Advice for the sick
So what can be done – if any – to help restore your sense of smell during the coronavirus pandemic?
For those who feel anxious and worried, Munger says people should “recognize that it’s legitimate.”
From a security point of view, it is possible not to detect fires and to consume spoiled food, but there is also “a real emotional component to feel, an accompanying connectivity” which is linked to our interactions that often revolve around food or drink.
“There’s also this connection to the world: flowers, the smell of a partner’s hair, all these types of things are very real and not having them can be emotionally isolating,” he says.
One of the treatments that ENT doctors sometimes use for odor loss that could come from an inflammatory response is to use nasal steroids, says Munger. This involves spraying steroids in the nose to try to reduce the inflammation.
Hopkins explains that normally in post-viral anosmia “we would consider using steroid tablets” however, this is not the case at present because the World Health Organization warns against use oral steroids for people infected with Covid-19, citing the potential risk of increasing the severity of respiratory complications.
“Until we know for sure that steroids will not cause harm, we avoid them, especially in the first two weeks.
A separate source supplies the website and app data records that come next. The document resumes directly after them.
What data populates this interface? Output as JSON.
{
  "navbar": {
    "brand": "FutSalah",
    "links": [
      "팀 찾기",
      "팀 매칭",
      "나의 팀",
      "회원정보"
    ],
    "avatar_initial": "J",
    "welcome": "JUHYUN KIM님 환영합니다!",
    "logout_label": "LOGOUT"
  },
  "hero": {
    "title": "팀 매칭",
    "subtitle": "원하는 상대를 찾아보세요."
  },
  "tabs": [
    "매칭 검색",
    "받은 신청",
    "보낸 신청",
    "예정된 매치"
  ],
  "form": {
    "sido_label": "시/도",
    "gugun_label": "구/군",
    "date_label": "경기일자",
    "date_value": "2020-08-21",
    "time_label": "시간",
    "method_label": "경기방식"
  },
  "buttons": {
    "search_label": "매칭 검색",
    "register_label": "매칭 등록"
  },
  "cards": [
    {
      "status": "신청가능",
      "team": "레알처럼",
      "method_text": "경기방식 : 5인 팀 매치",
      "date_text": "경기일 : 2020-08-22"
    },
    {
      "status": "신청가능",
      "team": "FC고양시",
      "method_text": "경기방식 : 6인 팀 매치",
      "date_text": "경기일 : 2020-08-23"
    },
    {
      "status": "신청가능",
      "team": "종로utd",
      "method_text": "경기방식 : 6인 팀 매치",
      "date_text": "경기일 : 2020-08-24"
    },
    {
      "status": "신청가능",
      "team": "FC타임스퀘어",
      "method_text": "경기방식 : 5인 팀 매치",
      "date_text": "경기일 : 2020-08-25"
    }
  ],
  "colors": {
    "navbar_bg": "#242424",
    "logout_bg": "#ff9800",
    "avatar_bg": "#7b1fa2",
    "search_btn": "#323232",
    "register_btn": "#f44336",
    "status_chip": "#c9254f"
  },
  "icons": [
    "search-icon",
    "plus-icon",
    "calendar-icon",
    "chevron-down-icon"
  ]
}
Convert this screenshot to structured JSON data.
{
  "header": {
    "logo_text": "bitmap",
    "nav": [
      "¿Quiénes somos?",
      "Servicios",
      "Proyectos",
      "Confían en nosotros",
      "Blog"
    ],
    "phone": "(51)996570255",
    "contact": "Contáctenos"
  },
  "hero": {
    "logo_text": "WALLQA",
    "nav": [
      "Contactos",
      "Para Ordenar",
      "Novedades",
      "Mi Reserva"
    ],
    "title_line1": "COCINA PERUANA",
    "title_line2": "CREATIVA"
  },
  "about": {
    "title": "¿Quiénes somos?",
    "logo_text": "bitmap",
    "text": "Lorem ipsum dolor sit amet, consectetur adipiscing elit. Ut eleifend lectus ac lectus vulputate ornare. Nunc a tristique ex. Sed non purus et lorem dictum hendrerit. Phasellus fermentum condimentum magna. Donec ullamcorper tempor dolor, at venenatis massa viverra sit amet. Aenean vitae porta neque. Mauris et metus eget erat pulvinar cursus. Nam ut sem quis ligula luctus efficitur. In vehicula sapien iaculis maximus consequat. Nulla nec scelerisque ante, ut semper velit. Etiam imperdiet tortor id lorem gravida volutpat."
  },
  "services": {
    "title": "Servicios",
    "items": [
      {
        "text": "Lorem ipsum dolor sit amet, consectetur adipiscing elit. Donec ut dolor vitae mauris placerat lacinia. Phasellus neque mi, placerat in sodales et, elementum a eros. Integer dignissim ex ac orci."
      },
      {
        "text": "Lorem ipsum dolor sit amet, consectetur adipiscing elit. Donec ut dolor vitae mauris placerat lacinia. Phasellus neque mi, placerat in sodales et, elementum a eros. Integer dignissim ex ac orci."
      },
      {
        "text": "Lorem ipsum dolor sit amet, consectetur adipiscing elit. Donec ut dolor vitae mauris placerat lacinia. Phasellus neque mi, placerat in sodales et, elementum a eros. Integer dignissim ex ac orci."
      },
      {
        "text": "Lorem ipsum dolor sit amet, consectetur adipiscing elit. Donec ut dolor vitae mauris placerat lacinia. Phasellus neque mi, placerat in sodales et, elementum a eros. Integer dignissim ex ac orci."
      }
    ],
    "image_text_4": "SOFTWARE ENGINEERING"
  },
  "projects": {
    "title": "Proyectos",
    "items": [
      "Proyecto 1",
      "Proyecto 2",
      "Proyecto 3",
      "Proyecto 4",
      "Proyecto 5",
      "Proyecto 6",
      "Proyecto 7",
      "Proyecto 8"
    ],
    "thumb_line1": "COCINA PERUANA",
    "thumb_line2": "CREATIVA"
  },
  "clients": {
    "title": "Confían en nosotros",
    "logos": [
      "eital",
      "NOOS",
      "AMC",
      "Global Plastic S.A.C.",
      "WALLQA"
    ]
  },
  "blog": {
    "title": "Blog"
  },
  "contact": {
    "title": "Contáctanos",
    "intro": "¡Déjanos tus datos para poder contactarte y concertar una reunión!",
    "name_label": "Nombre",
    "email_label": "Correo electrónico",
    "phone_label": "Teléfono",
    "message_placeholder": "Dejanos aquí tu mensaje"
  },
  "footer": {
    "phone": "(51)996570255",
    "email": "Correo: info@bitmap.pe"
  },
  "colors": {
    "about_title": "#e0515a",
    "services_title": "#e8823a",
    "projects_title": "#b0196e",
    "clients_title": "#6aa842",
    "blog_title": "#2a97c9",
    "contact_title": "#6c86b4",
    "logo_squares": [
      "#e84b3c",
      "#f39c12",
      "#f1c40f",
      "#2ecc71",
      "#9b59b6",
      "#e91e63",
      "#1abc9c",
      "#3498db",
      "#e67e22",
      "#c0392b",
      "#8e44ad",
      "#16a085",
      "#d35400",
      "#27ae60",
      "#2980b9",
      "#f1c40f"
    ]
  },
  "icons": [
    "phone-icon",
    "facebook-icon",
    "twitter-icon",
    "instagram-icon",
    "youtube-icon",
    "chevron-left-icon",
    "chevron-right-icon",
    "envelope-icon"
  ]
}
Most people who deteriorate deteriorate between the 8th and 12th day, in terms of respiratory complications. It is possible that if you are past this 14-day window, the risk of steroids may be lower, but no one really knows, ”adds Hopkins.
For these types of treatments, you should go see a specialist, but there is another potential aid that Munger and Hopkins both suggest trying at home.
This is called “training in smell” – basically sniffing things in the house that are harmless to smell to help stimulate a response in the olfactory epithelium. It is a tissue located in the upper part of the nasal cavity, just against the skull, which contains the sensory system which reacts to odors.
This is the part of the nose that appears to be damaged by the coronavirus, Hopkins said.
“We know that the coronavirus receptors – the ACE2 receptors – are found at very high levels in the lining of the nose and therefore allow the coronavirus to attach to the nose and damage the odor receptors that sense odors. “”
According to FifthSense, a UK charity for people affected by smell and taste disorders, for training to be most effective, you need to practice smelling at least twice a day, ideally in the morning and evening. Relax and breathe naturally and don’t sniff too hard or too long. Ten seconds for each smell is enough.
Munger says there is no need to use essential oils for odor formation. If you don’t have one, you can choose safe items in your home: shampoo, mild spices, lemon juice.
“You just have to repeat it over and over again, and what it can do is help the brain to focus on the amount of olfactory function that is still intact and allow you to maximize it,” he explains. he.
“Think of it like learning how to throw a ball, ice skate or a foreign language – you try to use the device you left to feel and your brain changes with repeated exposure to do it better. “
He is cautious about its effectiveness, claiming that the “jury is still absent” – it is unclear whether spontaneous recovery is due to the formation of smell or simply occurs naturally – but above all, there is no harm in trying.
Although the science surrounding Covid-19 and the loss of taste and odor in case-control studies does not yet exist, scientists and doctors around the world are working to collect data. The Global Consortium of Chemosensory Researchers (GCCR), a group of more than 300 international researchers on smell and taste from more than 40 countries, has launched a patient survey.
For anyone who still suffers from a lack of smell or taste more than two weeks after being sick for the first time during this pandemic, Hopkins has these reassuring words: “The good news is that the vast majority of people are likely to recover. “